Thirty seconds after I broke the spoke a car pulled up from the other direction with a tandem bike on top of it. Enter Winky and Juanita. Winky and Juanita had ridden part of the ride on their tandem and decided to shorten their ride to 36 miles or so due to the heat. They were kind enough to muscle our bikes on top of their car and give us a ride back to the restaurant. Lynn looked so grateful I thought she was going to cry. Winky and Juanita are retired and LONG time bikers and hikers. They were totally engaging and inspiring. Role models for sure.
Once back at the car, we thanked them profusely and tried to cool down. We went inside and had lunch with several of the other riders. I enjoyed a beverage that immediately made feel better in many ways. The company was quite enjoyable.
After we got back in Richmond we headed over to the bike shop to discuss wheel options. Lynn kindly allowed me to order a special set of wheels that may be more up to the challenge of a “manly” rider. Lynn says my bike is like a boat in the way it eats money and I must agree but it has helped much with my health both physical and mental.

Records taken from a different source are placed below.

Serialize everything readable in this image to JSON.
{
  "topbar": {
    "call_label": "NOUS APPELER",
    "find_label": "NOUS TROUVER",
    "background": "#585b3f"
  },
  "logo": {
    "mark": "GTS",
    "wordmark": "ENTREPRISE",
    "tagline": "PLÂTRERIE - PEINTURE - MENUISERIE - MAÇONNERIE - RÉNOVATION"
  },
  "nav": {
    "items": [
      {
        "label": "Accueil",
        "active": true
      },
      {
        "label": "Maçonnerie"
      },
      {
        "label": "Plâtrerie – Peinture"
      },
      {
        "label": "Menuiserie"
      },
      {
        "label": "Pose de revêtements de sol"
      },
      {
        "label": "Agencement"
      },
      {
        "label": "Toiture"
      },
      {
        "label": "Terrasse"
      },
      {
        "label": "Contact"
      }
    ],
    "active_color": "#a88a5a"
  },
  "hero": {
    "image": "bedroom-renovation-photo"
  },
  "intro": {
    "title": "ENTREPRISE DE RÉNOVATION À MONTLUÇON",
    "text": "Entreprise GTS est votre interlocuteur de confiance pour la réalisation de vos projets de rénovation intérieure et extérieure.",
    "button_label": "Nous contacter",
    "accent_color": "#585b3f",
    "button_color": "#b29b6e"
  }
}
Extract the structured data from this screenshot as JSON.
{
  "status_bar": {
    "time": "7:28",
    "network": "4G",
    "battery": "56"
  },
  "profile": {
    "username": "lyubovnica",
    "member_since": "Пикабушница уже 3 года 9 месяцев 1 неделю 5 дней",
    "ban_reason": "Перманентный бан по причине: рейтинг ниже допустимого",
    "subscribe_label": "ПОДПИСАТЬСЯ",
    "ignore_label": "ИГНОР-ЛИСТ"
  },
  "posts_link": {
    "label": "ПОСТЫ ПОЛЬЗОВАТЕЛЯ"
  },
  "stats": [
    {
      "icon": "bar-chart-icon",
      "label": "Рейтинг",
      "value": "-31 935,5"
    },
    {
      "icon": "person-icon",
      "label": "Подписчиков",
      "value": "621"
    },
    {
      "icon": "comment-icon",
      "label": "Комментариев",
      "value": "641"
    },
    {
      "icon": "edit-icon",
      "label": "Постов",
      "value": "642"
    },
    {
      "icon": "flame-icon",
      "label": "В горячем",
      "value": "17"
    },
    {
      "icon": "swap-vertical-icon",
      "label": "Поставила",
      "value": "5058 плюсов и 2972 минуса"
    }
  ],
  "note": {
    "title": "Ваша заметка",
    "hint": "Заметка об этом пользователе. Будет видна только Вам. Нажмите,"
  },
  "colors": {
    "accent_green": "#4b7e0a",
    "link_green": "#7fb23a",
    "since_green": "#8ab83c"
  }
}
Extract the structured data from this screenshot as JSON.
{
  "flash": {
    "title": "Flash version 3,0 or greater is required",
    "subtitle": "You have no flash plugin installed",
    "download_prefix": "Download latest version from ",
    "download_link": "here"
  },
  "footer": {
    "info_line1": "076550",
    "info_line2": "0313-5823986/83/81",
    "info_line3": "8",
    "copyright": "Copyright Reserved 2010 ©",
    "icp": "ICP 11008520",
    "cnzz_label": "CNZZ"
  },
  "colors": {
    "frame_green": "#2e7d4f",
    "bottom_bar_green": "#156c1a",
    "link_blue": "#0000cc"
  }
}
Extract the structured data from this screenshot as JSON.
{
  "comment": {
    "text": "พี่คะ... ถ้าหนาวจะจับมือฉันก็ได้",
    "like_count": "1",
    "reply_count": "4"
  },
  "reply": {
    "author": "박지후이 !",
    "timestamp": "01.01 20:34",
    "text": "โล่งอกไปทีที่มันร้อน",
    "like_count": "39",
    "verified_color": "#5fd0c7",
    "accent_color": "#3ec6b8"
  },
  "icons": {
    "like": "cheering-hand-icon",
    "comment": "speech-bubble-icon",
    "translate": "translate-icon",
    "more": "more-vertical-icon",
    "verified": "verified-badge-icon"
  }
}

You’re now saying to yourself. “I thought he said this blog wasn’t going to be totally about biking. At least that’s what he shouted at me.” Well it isn’t. What it really is about is – balance. You see if I had stayed at home all day and piddled around then I would have started to obsess about the bad news I got at work. I would have started to get depressed and feel bad about myself despite all the success and extenuating circumstances.
The bike ride literally took me out of myself and surrounded me with interesting people, beautiful scenery and exhausted the worry out of me. As Lance Armstrong once wrote “It’s not about the bike.” It could be shopping for some, the beach for others, golf or yard work or a myriad of activities. You have to have good healthy balance of things in your life. Your eggs need to be in different baskets. Again it only took me 50 years to realize this so I’m quite proud of myself. In the end all we have is each other.
I learned a few things yesterday:
- Even if you try really hard sometimes thing don’t go your way.
- It’s good to work with people who love and support you (and vice versa)
- I really do still love teaching despite a VERY tough year.
- I love meeting and talking to new people.
- There are a lot of kind people out there.
- Something cold after a long, hot ride tastes especially good.
- Watermelon tastes extremely good after riding dozens of miles.
- I love my wife more every day.
- It’s not about the bike or the bad news at work.
- It’s about balance.
I’m going really enjoy summer vacation this year. More so than ever.